Libra should be banned from children’s gyms. Parents should be allowed to watch. Rules of acceptable behavior should be placed on the walls of the gym with a free line for reporting violations.
They may sound like basic precautions for children in sports, but they do not exist in Canada. Amid what Sports Minister Pascale Saint-Onge called a safe sport a “crisis”, many current and former athletes say the country is long overdue for cultural repairs.
More than 1,000 gymnasts, boxers and bobsleighs / skeletons have called for independent investigations into their sports in recent weeks, and former gymnast Amelia Klein filed a proposed group lawsuit last week against Canadian gymnastics and six provincial federations.
The plaintiffs allege abuse dating back to 1978, arguing that the organizations created a culture and environment in which abuse could occur and failed to protect athletes, most of whom were minors in their care.
St-Onge said she had received complaints of abuse and mistreatment or misuse of funds against at least eight national teams, including rugby and rowing.
The outpouring of stories sparked conversations, shared experiences and suggestions for corrections.
Ciara McCormack was the footballer who first publicly accused Canadian women’s under-20 coach Bob Biard of inappropriate behavior; he pleaded guilty in February to four sex crimes involving four different people.
She said parents “should have access to their children’s learning environments”. Few gymnastic facilities allow parents to watch.
McCormack also believes that non-disclosure agreements involving misconduct must be abolished, making it mandatory to educate athletes and parents on what abuse looks like and how to report violations. She also suggested an athlete-led organization with a hotline and disciplinary procedures – similar to those of teachers or practitioners – where cases of misconduct are recorded and made available.
“(National Sports Organizations) have benefited from having all the power and resources, resulting in great harm and I think it is crucial that athletes get power, resources and a voice in the children’s system as a recommendation to athletes until athletes from the national team, “McCormack told The Canadian Press. “It’s been a long time.”
Kim Shore, a former gymnast and mother of a former gymnast, said she would like to see bathroom scales banned from gyms. The gymnasts said that public weigh-ins left them with serious emotional scars years later around the body image.
She also suggested a register of offenders. Several national sports organizations, including Skate Canada and Athletics Canada, have stopped coaches and athletes listed on their websites.
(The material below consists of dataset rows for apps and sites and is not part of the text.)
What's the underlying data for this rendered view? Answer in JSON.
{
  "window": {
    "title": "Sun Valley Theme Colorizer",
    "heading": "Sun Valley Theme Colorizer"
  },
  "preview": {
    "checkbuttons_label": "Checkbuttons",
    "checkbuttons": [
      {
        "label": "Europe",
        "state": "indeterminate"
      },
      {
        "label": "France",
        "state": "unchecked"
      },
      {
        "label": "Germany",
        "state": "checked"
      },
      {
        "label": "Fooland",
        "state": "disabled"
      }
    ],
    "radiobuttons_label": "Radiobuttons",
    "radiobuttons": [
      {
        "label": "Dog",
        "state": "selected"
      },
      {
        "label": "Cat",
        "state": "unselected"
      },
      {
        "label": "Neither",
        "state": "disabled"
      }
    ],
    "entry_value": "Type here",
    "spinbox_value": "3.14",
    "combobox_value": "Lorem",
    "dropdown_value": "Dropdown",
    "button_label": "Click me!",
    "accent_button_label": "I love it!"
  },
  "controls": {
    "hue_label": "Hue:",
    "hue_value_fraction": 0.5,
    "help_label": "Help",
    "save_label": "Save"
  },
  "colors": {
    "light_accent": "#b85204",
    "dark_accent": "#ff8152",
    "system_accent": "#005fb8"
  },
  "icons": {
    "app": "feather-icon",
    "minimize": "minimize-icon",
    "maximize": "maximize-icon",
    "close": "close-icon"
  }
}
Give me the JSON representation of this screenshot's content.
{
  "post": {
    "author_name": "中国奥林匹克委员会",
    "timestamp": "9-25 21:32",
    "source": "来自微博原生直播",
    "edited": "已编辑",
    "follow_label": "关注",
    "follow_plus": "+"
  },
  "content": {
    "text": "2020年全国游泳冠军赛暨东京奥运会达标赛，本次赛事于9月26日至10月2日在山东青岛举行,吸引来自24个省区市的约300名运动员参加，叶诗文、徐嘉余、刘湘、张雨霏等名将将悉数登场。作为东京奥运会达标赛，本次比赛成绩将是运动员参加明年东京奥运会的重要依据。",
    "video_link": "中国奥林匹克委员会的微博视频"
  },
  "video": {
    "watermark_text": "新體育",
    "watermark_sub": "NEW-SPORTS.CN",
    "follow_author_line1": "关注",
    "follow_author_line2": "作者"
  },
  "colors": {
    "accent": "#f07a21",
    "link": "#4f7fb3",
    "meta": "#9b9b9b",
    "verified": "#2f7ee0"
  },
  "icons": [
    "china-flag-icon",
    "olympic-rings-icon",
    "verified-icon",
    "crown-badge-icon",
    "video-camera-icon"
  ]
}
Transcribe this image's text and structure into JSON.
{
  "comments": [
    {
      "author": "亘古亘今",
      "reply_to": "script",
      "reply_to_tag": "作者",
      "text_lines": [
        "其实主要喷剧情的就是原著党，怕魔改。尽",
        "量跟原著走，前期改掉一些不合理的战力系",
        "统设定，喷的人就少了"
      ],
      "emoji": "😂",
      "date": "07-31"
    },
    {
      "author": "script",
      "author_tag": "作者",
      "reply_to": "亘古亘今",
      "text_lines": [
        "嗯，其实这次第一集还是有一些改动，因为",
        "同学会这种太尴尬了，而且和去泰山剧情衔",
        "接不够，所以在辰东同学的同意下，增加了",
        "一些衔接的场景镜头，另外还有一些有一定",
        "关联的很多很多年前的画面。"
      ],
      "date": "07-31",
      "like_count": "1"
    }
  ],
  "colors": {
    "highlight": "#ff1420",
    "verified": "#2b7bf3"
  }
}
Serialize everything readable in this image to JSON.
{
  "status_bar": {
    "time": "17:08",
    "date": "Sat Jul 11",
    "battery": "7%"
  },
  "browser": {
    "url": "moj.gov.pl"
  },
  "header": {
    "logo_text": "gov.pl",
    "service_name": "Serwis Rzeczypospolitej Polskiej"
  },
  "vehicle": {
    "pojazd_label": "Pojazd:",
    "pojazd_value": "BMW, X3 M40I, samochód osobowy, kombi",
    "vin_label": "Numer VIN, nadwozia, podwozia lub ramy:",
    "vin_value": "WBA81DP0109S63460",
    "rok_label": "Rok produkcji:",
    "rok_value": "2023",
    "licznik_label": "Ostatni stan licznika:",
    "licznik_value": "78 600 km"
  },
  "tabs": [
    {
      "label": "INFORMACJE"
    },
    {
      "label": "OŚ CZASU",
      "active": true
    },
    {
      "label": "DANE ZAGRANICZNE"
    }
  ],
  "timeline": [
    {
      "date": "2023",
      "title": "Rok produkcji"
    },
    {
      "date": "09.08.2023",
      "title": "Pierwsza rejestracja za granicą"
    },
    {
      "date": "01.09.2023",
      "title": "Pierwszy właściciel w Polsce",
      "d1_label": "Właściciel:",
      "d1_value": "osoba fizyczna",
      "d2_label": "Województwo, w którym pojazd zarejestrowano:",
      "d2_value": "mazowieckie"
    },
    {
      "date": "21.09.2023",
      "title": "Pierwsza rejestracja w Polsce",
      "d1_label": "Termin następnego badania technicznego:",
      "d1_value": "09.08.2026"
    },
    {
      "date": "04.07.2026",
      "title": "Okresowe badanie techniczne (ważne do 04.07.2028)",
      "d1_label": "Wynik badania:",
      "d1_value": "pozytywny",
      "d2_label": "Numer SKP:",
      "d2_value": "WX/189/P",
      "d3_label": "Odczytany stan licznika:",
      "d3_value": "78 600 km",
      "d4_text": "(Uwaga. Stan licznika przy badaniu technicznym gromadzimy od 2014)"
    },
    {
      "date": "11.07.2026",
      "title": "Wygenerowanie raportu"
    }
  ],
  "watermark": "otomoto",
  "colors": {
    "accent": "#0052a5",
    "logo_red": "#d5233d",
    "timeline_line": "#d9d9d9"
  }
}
But there are many loopholes, including the inability to track coaches locally or even at the provincial level. Coaches who are removed or allowed to leave a club, province or national team quietly can often simply switch to another – or even another – sport.
In a 32-page class action lawsuit, Klein claims to have suffered multiple injuries during training, including back and neck injuries, and fractures to her wrist, arm, fingers and toes. She claims that her coach Vladimir Lashin strained her thigh tendon to the point where it detached from her pelvis.
Klein told the Canadian Press that BC Children’s Hospital staff knew her by name.
“It’s kind of eloquent when they say, ‘Oh, it’s you again, you’re back,'” said Klein, who left the sport at the age of 14 and is now 32.
Lashin did not respond to a request for comment. He coached the Canadian national team for the 2004 Athens Olympics. Canadian Gymnastics appointed him national coach and high-performance director of the women’s art program in 2009. He resigned in 2010.
Sports Canada announced this week that its new office of the Commissioner for Sports Integrity (OSIC) will be operational from 20 June. The Office will receive and review individual complaints of violations of the University’s Code of Conduct for the Prevention and Management of Harassment in Sport.